DATA EXTRACT Start Marker
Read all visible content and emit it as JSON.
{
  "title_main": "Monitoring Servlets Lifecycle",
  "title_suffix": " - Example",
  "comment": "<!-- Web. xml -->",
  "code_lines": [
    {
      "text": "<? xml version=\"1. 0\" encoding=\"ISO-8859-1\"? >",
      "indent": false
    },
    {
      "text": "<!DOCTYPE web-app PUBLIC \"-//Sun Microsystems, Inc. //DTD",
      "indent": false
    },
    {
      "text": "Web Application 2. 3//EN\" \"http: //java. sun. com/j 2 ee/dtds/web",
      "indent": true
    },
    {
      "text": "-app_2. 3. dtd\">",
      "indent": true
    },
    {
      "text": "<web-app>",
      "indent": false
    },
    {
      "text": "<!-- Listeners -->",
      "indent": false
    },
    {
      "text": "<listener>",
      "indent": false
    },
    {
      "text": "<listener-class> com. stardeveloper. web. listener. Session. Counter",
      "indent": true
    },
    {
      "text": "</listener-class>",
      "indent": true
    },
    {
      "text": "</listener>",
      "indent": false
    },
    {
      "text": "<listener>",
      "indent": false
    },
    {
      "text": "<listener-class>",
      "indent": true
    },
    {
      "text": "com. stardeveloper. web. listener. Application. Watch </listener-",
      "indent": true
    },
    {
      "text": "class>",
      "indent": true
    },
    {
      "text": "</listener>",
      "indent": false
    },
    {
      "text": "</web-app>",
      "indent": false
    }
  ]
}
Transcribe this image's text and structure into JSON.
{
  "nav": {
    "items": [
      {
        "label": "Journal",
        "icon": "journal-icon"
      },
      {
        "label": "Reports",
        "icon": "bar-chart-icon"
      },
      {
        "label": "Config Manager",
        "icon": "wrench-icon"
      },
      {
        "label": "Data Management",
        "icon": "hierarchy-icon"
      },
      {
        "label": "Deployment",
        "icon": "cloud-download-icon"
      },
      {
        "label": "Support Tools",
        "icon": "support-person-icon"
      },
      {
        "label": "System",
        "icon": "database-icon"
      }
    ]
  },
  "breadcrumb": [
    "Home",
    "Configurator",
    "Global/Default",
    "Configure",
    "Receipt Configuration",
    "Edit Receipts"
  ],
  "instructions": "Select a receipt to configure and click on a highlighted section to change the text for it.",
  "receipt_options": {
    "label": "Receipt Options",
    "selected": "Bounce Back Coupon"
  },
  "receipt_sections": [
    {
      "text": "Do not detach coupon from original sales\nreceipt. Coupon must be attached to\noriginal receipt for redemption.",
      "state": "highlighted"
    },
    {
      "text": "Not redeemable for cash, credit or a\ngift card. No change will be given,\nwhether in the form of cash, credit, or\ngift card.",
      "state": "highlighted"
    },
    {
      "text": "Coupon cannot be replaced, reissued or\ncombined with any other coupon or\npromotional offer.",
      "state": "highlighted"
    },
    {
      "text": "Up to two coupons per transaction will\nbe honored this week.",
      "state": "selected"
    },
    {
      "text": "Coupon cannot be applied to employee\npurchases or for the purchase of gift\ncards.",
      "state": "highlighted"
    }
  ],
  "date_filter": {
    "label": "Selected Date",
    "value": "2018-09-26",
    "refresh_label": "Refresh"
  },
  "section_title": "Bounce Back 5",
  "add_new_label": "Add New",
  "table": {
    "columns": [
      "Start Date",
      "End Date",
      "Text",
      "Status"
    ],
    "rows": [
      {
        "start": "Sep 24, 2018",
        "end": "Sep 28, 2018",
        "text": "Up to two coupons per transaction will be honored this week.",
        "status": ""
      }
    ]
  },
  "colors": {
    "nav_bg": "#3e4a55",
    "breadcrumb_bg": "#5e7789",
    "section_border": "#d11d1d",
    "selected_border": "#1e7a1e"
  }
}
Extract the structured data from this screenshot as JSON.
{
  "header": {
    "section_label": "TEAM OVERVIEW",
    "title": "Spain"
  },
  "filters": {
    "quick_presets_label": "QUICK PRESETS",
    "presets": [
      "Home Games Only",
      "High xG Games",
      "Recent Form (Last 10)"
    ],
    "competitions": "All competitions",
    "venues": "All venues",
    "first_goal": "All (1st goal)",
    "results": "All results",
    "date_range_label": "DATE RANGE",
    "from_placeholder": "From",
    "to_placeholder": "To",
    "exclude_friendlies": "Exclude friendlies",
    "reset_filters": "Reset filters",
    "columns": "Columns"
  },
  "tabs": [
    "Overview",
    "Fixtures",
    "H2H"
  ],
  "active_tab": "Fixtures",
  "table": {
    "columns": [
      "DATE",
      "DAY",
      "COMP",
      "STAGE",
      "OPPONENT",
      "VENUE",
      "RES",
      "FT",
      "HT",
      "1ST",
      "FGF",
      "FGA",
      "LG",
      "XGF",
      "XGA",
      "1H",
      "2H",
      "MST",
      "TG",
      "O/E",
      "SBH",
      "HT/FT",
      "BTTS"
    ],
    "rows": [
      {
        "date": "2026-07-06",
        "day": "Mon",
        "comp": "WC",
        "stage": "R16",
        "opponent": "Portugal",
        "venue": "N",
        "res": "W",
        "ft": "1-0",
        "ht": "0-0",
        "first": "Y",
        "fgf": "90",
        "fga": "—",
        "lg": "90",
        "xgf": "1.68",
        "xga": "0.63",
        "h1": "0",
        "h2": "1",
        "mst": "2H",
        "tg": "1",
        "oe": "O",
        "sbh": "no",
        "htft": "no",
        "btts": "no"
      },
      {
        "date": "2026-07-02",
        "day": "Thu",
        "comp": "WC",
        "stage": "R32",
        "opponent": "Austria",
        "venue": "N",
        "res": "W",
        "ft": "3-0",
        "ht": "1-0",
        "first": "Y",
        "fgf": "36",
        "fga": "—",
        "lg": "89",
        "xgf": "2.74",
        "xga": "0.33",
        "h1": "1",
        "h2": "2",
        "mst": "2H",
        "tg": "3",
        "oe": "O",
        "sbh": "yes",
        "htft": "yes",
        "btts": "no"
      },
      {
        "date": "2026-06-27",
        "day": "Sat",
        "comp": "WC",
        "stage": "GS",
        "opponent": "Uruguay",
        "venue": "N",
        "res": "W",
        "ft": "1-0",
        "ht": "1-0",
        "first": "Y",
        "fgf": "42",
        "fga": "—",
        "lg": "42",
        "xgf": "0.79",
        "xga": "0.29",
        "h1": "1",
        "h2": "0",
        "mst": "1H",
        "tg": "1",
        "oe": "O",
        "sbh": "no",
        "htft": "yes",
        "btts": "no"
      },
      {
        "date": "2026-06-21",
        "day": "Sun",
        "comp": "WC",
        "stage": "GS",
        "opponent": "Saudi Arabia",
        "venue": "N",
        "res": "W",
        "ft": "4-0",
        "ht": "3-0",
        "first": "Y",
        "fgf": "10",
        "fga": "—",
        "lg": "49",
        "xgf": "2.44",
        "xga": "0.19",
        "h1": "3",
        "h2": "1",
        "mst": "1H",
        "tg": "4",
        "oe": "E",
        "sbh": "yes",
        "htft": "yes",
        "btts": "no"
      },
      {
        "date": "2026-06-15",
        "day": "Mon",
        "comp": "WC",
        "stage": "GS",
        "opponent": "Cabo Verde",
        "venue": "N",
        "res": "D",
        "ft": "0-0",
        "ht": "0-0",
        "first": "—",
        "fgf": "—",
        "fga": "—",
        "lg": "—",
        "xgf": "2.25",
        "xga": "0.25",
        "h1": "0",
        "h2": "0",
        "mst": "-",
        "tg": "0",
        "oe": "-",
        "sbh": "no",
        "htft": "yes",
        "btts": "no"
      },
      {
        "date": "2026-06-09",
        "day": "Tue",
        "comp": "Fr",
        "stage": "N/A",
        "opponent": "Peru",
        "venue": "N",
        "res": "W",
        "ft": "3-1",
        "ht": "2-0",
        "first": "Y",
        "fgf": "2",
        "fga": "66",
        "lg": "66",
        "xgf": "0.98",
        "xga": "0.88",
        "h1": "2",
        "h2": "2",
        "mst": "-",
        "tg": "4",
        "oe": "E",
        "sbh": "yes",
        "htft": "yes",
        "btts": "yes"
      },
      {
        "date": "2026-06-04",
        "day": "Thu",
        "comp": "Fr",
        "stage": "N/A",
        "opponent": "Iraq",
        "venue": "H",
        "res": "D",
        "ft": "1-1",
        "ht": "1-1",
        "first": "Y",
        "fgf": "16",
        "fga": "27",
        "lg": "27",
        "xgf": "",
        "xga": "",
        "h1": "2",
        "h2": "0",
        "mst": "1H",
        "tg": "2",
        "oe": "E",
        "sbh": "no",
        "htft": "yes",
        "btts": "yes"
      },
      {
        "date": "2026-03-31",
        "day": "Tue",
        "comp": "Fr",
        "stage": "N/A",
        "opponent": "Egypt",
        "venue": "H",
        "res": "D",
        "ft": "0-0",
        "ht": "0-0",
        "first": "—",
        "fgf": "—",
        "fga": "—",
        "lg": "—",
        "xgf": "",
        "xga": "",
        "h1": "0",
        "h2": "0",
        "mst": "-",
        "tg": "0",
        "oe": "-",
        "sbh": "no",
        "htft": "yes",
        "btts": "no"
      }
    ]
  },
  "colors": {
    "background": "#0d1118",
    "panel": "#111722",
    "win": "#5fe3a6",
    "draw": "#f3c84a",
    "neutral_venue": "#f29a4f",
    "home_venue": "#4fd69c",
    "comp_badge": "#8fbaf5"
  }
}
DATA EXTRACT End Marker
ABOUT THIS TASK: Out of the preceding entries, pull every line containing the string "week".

RESPONSE TO THE TASK:
      "text": "Up to two coupons per transaction will\nbe honored this week.",
        "text": "Up to two coupons per transaction will be honored this week.",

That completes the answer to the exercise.